**Brief:**
Should a line in the entries below contain "link", return that line.

** Provided data follows **

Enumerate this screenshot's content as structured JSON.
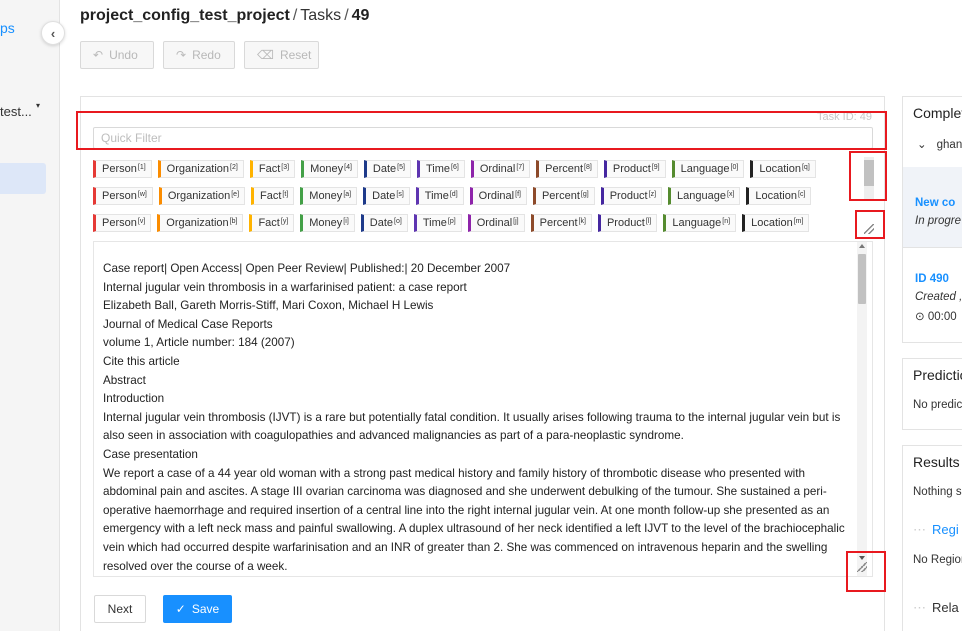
{
  "sidebar": {
    "brand_fragment": "ps",
    "project_fragment": "test...",
    "caret": "▾",
    "collapse_icon": "‹"
  },
  "breadcrumb": {
    "project": "project_config_test_project",
    "sep": "/",
    "tasks": "Tasks",
    "task_id": "49"
  },
  "toolbar": {
    "undo": "Undo",
    "redo": "Redo",
    "reset": "Reset"
  },
  "task_id_label": "Task ID: 49",
  "filter_placeholder": "Quick Filter",
  "label_rows": [
    [
      {
        "text": "Person",
        "key": "1",
        "color": "#e53935"
      },
      {
        "text": "Organization",
        "key": "2",
        "color": "#fb8c00"
      },
      {
        "text": "Fact",
        "key": "3",
        "color": "#ffb300"
      },
      {
        "text": "Money",
        "key": "4",
        "color": "#43a047"
      },
      {
        "text": "Date",
        "key": "5",
        "color": "#1e3a8a"
      },
      {
        "text": "Time",
        "key": "6",
        "color": "#5e35b1"
      },
      {
        "text": "Ordinal",
        "key": "7",
        "color": "#8e24aa"
      },
      {
        "text": "Percent",
        "key": "8",
        "color": "#8d4a2a"
      },
      {
        "text": "Product",
        "key": "9",
        "color": "#4527a0"
      },
      {
        "text": "Language",
        "key": "0",
        "color": "#558b2f"
      },
      {
        "text": "Location",
        "key": "q",
        "color": "#222222"
      }
    ],
    [
      {
        "text": "Person",
        "key": "w",
        "color": "#e53935"
      },
      {
        "text": "Organization",
        "key": "e",
        "color": "#fb8c00"
      },
      {
        "text": "Fact",
        "key": "t",
        "color": "#ffb300"
      },
      {
        "text": "Money",
        "key": "a",
        "color": "#43a047"
      },
      {
        "text": "Date",
        "key": "s",
        "color": "#1e3a8a"
      },
      {
        "text": "Time",
        "key": "d",
        "color": "#5e35b1"
      },
      {
        "text": "Ordinal",
        "key": "f",
        "color": "#8e24aa"
      },
      {
        "text": "Percent",
        "key": "g",
        "color": "#8d4a2a"
      },
      {
        "text": "Product",
        "key": "z",
        "color": "#4527a0"
      },
      {
        "text": "Language",
        "key": "x",
        "color": "#558b2f"
      },
      {
        "text": "Location",
        "key": "c",
        "color": "#222222"
      }
    ],
    [
      {
        "text": "Person",
        "key": "v",
        "color": "#e53935"
      },
      {
        "text": "Organization",
        "key": "b",
        "color": "#fb8c00"
      },
      {
        "text": "Fact",
        "key": "y",
        "color": "#ffb300"
      },
      {
        "text": "Money",
        "key": "i",
        "color": "#43a047"
      },
      {
        "text": "Date",
        "key": "o",
        "color": "#1e3a8a"
      },
      {
        "text": "Time",
        "key": "p",
        "color": "#5e35b1"
      },
      {
        "text": "Ordinal",
        "key": "j",
        "color": "#8e24aa"
      },
      {
        "text": "Percent",
        "key": "k",
        "color": "#8d4a2a"
      },
      {
        "text": "Product",
        "key": "l",
        "color": "#4527a0"
      },
      {
        "text": "Language",
        "key": "n",
        "color": "#558b2f"
      },
      {
        "text": "Location",
        "key": "m",
        "color": "#222222"
      }
    ]
  ],
  "document_lines": [
    "Case report| Open Access| Open Peer Review| Published:| 20 December 2007",
    "Internal jugular vein thrombosis in a warfarinised patient: a case report",
    "Elizabeth Ball, Gareth Morris-Stiff, Mari Coxon, Michael H Lewis",
    "Journal of Medical Case Reports",
    "volume 1, Article number: 184 (2007)",
    "Cite this article",
    "Abstract",
    "Introduction",
    "Internal jugular vein thrombosis (IJVT) is a rare but potentially fatal condition. It usually arises following trauma to the internal jugular vein but is",
    "also seen in association with coagulopathies and advanced malignancies as part of a para-neoplastic syndrome.",
    "Case presentation",
    "We report a case of a 44 year old woman with a strong past medical history and family history of thrombotic disease who presented with",
    "abdominal pain and ascites. A stage III ovarian carcinoma was diagnosed and she underwent debulking of the tumour. She sustained a peri-",
    "operative haemorrhage and required insertion of a central line into the right internal jugular vein. At one month follow-up she presented as an",
    "emergency with a left neck mass and painful swallowing. A duplex ultrasound of her neck identified a left IJVT to the level of the brachiocephalic",
    "vein which had occurred despite warfarinisation and an INR of greater than 2. She was commenced on intravenous heparin and the swelling",
    "resolved over the course of a week."
  ],
  "buttons": {
    "next": "Next",
    "save": "Save",
    "save_icon": "✓"
  },
  "right_panel": {
    "completions_title": "Complet",
    "annotator_chevron": "⌄",
    "annotator": "ghan",
    "new_completion": "New co",
    "in_progress": "In progre",
    "completion_id": "ID 490",
    "created": "Created ,",
    "time": "00:00",
    "predictions_title": "Predictio",
    "no_predictions": "No predic",
    "results_title": "Results",
    "nothing_selected": "Nothing s",
    "regions": "Regi",
    "no_regions": "No Region",
    "relations": "Rela"
  },
  "colors": {
    "accent": "#1890ff",
    "highlight": "#e8191f"
  }
}
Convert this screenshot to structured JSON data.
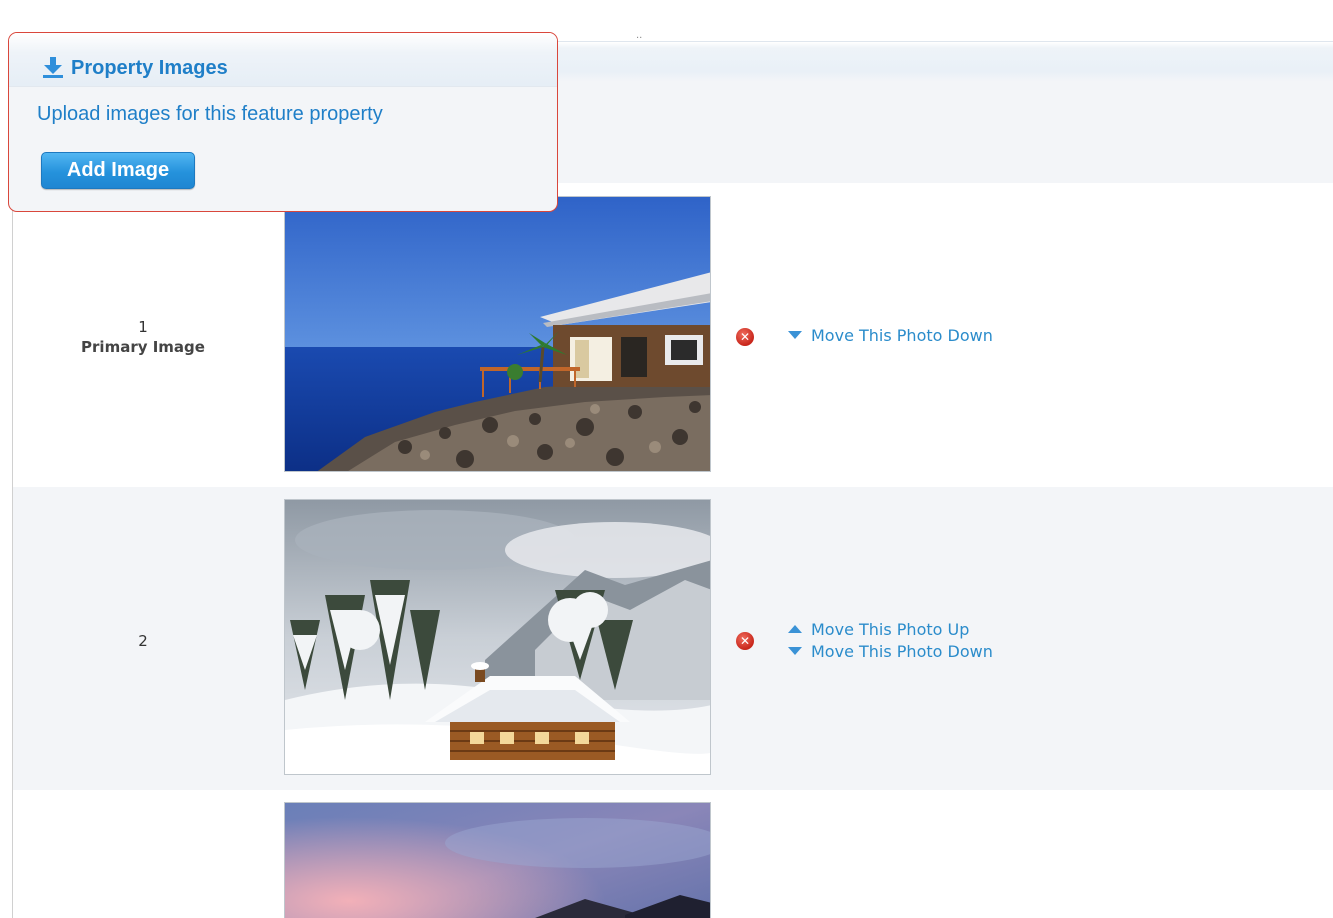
{
  "colors": {
    "accent": "#1f7fc8",
    "panel_border": "#d9473c",
    "delete": "#c8261b",
    "link": "#2b8ccb"
  },
  "panel": {
    "icon": "download-icon",
    "title": "Property Images",
    "description": "Upload images for this feature property",
    "add_button_label": "Add Image"
  },
  "photos": [
    {
      "order": "1",
      "sublabel": "Primary Image",
      "scene": "house-cliff-ocean",
      "delete_icon": "close-circle-icon",
      "actions": [
        {
          "direction": "down",
          "label": "Move This Photo Down"
        }
      ]
    },
    {
      "order": "2",
      "sublabel": "",
      "scene": "snowy-cabin",
      "delete_icon": "close-circle-icon",
      "actions": [
        {
          "direction": "up",
          "label": "Move This Photo Up"
        },
        {
          "direction": "down",
          "label": "Move This Photo Down"
        }
      ]
    },
    {
      "order": "",
      "sublabel": "",
      "scene": "house-sunset",
      "delete_icon": "close-circle-icon",
      "actions": []
    }
  ]
}
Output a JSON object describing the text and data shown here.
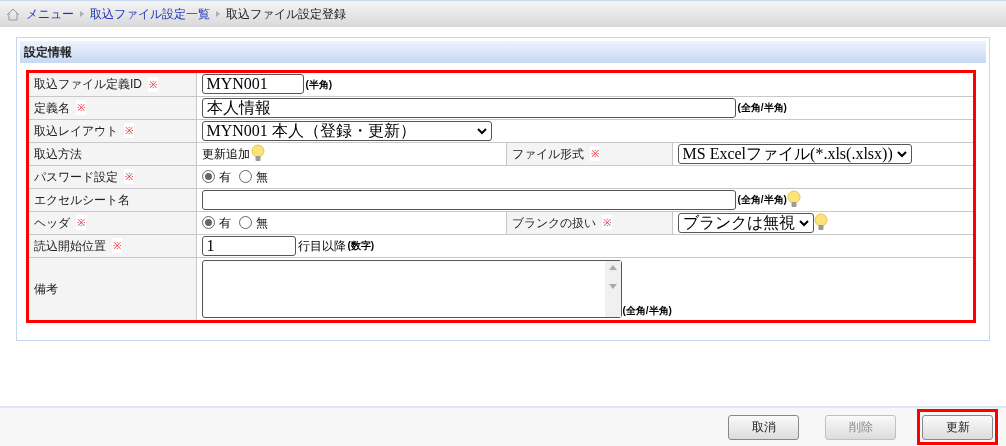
{
  "breadcrumb": [
    {
      "label": "メニュー",
      "link": true
    },
    {
      "label": "取込ファイル設定一覧",
      "link": true
    },
    {
      "label": "取込ファイル設定登録",
      "link": false
    }
  ],
  "section_title": "設定情報",
  "form_highlighted": true,
  "rows": [
    {
      "fields": [
        {
          "label": "取込ファイル定義ID",
          "required_mark": "※",
          "control": {
            "kind": "text",
            "value": "MYN001",
            "note": "(半角)",
            "hint": false
          }
        }
      ]
    },
    {
      "fields": [
        {
          "label": "定義名",
          "required_mark": "※",
          "control": {
            "kind": "text",
            "value": "本人情報",
            "note": "(全角/半角)",
            "hint": false
          }
        }
      ]
    },
    {
      "fields": [
        {
          "label": "取込レイアウト",
          "required_mark": "※",
          "control": {
            "kind": "select",
            "value": "MYN001 本人（登録・更新）",
            "hint": false
          }
        }
      ]
    },
    {
      "fields": [
        {
          "label": "取込方法",
          "control": {
            "kind": "static",
            "value": "更新追加",
            "hint": true
          }
        },
        {
          "label": "ファイル形式",
          "required_mark": "※",
          "control": {
            "kind": "select",
            "value": "MS Excelファイル(*.xls(.xlsx))",
            "hint": false
          }
        }
      ]
    },
    {
      "fields": [
        {
          "label": "パスワード設定",
          "required_mark": "※",
          "control": {
            "kind": "radio",
            "options": [
              {
                "label": "有",
                "selected": true
              },
              {
                "label": "無",
                "selected": false
              }
            ]
          }
        }
      ]
    },
    {
      "fields": [
        {
          "label": "エクセルシート名",
          "control": {
            "kind": "text",
            "note": "(全角/半角)",
            "hint": true
          }
        }
      ]
    },
    {
      "fields": [
        {
          "label": "ヘッダ",
          "required_mark": "※",
          "control": {
            "kind": "radio",
            "options": [
              {
                "label": "有",
                "selected": true
              },
              {
                "label": "無",
                "selected": false
              }
            ]
          }
        },
        {
          "label": "ブランクの扱い",
          "required_mark": "※",
          "control": {
            "kind": "select",
            "value": "ブランクは無視",
            "hint": true
          }
        }
      ]
    },
    {
      "fields": [
        {
          "label": "読込開始位置",
          "required_mark": "※",
          "control": {
            "kind": "text",
            "value": "1",
            "suffix": "行目以降",
            "note": "(数字)",
            "hint": false
          }
        }
      ]
    },
    {
      "fields": [
        {
          "label": "備考",
          "control": {
            "kind": "textarea",
            "note": "(全角/半角)"
          }
        }
      ]
    }
  ],
  "buttons": [
    {
      "label": "取消",
      "disabled": false,
      "highlighted": false
    },
    {
      "label": "削除",
      "disabled": true,
      "highlighted": false
    },
    {
      "label": "更新",
      "disabled": false,
      "highlighted": true
    }
  ]
}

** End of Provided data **

**Reply to the exercise:**
    "link": "#2b8ccb"
      "link": true
      "link": true
      "link": false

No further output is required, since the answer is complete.